Pinterest Pulls the Plug on Affiliates: What Now?

It’s been a month since Pinterest banned affiliate links from the site. The digital scrapbooking service delivered the news to its “power pinners” via email, according to VentureBeat. With more than 70 million users, it’s unclear how much brands, bloggers and affiliate marketers made in affiliate sales on the platform.

When Pinterest was in its infancy, there was talk of the company stripping pins of affiliate tracking codes. I never tested affiliate links on the platform to know if this was true. However, after chatting with blogger and Pinterest guru, Amiyrah Martin of Four Hats and Frugal, it was confirmed that pinners were able to insert affiliate links, but it was frowned upon. More so, there were still instances when pins could be stripped of affiliate links to avoid spam and abuse on the network.

This incident with Pinterest can serve as a lesson for bloggers to never depend heavily upon a platform that you don’t own or have control over for revenue. Pinterest and other social media networks should be used as a tool to direct fans and followers back to your website where more of your great content should be. It’s there you can convert them to loyal readers and email subscribers.

Remember that digital media is still new compared to other media sources and the game is changing everyday. Yes, it’s great to use your social media numbers as leverage when brokering deals with brands and agencies, but don’t neglect your virtual real estate while doing it. I know that brands tend to pay more on campaigns when you have huge fans and followings on social media, but what if Pinterest had decided to scrap the entire site instead of just banning affiliate links? Lucky for me and my pinned recipes, they didn’t.

In an article published by Recode, Pinterest will be adding a “buy” button to the platform in the next three to six months. So far there hasn’t been confirmation from Pinterest. However, although Pinterest stopped affiliate marketing on their site, they offered advice on how the site could be monetized. According to VentureBeat, users are encouraged to create original content for brands, curate sponsored boards and include pinning in social media marketing packages.

What do you think of this change?
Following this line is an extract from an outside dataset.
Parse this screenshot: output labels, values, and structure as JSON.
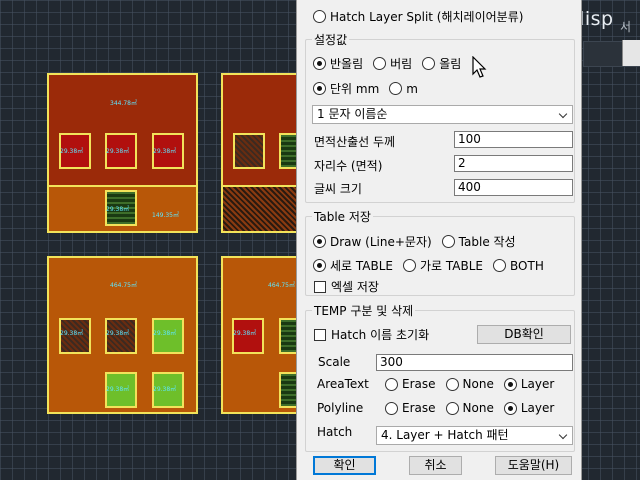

Can bloggers still make money on Pinterest or should it be taken as a loss and move on?